And so we went on to Lady M’s employee perks website to see what discounts we could find, set a budget, and smiled sweetly at the credit card. It is some measure of how far we’ve come in the ten years of our marriage that we have the budget to do this and not break down in sweaty tears at the cost and guilt of spending money on ourselves.
So, a little delayed from the initially promised delivery date, we’re busy setting up and engaging with various projects that we’ve had on hold for some time. The cub is serenading us from the other room as he plays Geometry Dash and makes up his own theme tunes, and its a pleasant backdrop as we sit in geeky, nay nerdy, bliss on the sofa.
It’s also a much needed distraction from today’s date and the many firework explosions outside. I’ll need to venture out later to retrieve boy s from his workplace as he’s on a late night covering an event at Thorpe Park – though Lady M has offered to do that as a kindness, depending on how rambunctious the cub is. I may take her up on it given how broken my sleep was last night.
Oh, one particular joy with this new piece of kit is that it’s a convertible HP Envy, which means I can fold the screen back and the machine turns into a tablet – it has even come with a stylus pen that I had to charge up earlier.
It felt rather rude not to test this and take advantage of the form factor, so I scribbled a little something earlier – the WIP version can be seen in the Instagram feed on this page, but the final version is here in all it’s dubious glory. Cheery old geezer with possibly a wand of some description, and the world’s bushiest eyebrows.
I’ve even updated Scrivener and transferred all my files over and it takes less than an ice age to open the app and documents now – so I’ll restart editing the short stories to get back into the swing of things – again, a good distraction.
I was tempted to have another crack at Nanowrimo this year but launching myself at the intensity of that straight from nothing would be setting myself up to fail – so short stories it is. I really need to get back into the habit of writing longer pieces than these blog posts on a regular basis.

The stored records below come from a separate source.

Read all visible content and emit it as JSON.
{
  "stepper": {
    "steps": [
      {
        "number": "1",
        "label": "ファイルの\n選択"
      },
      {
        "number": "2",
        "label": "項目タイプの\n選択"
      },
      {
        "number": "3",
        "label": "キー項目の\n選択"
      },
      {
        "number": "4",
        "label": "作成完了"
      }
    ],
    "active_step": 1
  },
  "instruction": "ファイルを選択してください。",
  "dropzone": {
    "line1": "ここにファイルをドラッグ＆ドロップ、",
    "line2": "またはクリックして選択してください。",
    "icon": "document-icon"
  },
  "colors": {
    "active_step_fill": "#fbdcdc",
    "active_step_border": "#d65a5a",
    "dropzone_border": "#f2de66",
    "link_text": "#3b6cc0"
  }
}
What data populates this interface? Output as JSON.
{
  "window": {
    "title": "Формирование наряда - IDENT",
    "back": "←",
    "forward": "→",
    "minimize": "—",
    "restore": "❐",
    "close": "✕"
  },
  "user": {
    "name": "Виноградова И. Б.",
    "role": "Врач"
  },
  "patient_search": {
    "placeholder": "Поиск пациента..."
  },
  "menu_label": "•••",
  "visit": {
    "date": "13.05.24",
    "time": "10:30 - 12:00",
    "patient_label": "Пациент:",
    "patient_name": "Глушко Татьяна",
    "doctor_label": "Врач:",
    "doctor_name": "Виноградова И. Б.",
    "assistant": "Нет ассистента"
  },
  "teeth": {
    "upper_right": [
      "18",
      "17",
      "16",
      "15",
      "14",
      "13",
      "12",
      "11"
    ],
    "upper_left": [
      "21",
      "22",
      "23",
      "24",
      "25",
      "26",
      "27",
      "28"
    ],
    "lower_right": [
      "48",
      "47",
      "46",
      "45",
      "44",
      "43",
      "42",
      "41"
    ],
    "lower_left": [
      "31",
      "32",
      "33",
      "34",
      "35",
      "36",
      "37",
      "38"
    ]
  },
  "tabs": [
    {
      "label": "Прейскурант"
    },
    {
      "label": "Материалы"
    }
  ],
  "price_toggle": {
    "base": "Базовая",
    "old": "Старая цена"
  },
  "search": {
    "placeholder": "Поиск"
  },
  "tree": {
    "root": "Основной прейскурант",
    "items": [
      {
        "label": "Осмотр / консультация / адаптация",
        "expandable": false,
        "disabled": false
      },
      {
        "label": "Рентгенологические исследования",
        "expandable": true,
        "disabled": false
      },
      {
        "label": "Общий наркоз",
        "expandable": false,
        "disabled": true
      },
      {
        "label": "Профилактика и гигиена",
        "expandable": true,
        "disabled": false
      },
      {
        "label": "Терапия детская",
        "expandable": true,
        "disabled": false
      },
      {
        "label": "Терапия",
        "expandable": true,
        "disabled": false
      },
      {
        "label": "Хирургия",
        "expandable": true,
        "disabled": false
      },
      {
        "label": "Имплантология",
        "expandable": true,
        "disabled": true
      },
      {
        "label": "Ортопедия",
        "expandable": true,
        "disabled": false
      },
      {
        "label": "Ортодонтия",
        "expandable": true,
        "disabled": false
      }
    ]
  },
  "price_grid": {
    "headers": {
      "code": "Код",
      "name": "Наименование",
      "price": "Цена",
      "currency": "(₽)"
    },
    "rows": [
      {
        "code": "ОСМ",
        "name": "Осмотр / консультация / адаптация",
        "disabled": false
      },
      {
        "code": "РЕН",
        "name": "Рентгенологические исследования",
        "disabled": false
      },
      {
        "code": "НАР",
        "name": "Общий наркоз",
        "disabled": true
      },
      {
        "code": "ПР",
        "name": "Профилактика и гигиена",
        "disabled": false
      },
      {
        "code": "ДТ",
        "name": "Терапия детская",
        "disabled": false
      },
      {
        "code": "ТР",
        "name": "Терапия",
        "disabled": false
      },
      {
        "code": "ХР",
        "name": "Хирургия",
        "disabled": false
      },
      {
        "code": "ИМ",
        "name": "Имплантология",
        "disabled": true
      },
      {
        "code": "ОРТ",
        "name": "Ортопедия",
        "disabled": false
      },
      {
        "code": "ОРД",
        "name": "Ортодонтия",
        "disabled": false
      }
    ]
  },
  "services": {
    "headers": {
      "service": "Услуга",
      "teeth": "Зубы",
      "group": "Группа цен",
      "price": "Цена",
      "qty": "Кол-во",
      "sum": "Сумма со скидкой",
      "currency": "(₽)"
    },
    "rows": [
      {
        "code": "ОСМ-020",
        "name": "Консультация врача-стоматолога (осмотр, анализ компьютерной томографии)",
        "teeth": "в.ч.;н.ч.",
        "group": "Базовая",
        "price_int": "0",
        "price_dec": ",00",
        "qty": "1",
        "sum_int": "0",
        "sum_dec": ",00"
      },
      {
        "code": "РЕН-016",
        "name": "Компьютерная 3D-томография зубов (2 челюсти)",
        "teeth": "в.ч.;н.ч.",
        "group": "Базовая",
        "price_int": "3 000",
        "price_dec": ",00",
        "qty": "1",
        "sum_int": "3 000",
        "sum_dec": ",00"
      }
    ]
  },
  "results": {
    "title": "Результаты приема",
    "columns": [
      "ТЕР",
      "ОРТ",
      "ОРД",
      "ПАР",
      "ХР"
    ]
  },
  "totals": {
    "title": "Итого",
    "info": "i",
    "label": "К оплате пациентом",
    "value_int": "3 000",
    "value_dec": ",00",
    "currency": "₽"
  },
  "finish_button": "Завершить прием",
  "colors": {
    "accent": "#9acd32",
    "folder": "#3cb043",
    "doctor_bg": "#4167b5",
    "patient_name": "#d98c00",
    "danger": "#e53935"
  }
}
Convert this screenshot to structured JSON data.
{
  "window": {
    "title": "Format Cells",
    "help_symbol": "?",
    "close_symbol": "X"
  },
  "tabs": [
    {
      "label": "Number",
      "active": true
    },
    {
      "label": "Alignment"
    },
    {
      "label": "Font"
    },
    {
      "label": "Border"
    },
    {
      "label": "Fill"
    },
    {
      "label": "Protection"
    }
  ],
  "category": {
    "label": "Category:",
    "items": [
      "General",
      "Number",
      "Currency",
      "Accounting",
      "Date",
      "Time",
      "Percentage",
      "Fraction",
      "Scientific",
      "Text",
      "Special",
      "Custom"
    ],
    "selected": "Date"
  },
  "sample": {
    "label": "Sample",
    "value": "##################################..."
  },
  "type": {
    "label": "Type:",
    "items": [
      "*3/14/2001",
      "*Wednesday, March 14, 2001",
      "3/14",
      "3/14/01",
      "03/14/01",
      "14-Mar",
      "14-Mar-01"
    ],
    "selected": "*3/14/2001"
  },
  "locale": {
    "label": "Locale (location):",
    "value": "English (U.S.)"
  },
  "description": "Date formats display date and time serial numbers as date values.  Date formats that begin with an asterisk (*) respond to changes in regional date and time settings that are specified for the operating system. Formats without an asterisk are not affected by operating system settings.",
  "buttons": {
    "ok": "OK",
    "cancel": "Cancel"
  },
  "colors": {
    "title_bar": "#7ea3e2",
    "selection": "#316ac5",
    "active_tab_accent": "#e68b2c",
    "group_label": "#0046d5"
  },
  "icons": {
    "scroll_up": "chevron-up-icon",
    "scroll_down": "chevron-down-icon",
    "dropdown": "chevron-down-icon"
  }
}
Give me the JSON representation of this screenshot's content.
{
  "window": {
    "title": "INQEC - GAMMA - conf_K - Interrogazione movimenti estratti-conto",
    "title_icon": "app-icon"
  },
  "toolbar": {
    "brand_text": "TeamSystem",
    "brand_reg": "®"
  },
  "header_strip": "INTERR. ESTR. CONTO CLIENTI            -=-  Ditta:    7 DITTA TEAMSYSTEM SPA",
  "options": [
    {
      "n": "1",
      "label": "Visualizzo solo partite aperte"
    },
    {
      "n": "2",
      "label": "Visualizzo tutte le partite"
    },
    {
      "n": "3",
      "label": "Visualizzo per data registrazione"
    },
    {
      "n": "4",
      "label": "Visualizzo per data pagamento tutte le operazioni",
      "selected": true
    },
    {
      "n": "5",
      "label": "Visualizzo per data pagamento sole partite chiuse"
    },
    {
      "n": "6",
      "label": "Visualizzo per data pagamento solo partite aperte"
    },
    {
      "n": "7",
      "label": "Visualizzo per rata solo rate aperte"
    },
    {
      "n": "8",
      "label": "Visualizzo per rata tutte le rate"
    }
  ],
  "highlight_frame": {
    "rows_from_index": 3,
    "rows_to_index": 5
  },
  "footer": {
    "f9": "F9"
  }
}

Trying that while also battling the black dog wouldn’t be a kindness, so while I don’t have a deadline I can move at a slower pace.
As the saying goes: what’s the worst that could happen?
It’s something of a trope to call queer gatherings and especially polyamorous groupings as a Found Family and its a concept that appeals to me, even if I have no intention or desire to replace the perfectly wonderful and odd family I was born into. I’m lucky in that respect as I haven’t suffered the rejections so many other queer people have experienced, and so my Found Family is an addition to my life, not an alternative.
At the same time it still came as a surprise yesterday to be called Dad by the cub – not in a casual slip of the tongue way, but as a deliberate statement while we were discussing our Christmas plans for this year:
We will be going up to visit my parents and taking over the spare bungalow in the process. The thought of having five adults around was a bit daunting for the cub until we told him there were two houses side by side and it was while we explored that with him that he explicitly acknowledged that he saw Lady M and I as parents alongside his dad: that he sees Lady M as mum and myself as a dad.
And then he asked, with the perfect timing of a child, if he could have ice cream for dessert.
I’m still processing it, having dropped him off to school this morning. It’s one thing to have that warm affection for a child grow into a fierce, if sometimes exasperated, love – and still quite another to hear it returned, expressed, and said outright by that child. I think I lost sight that I wasn’t the only person recognising and building a found family in this new unit.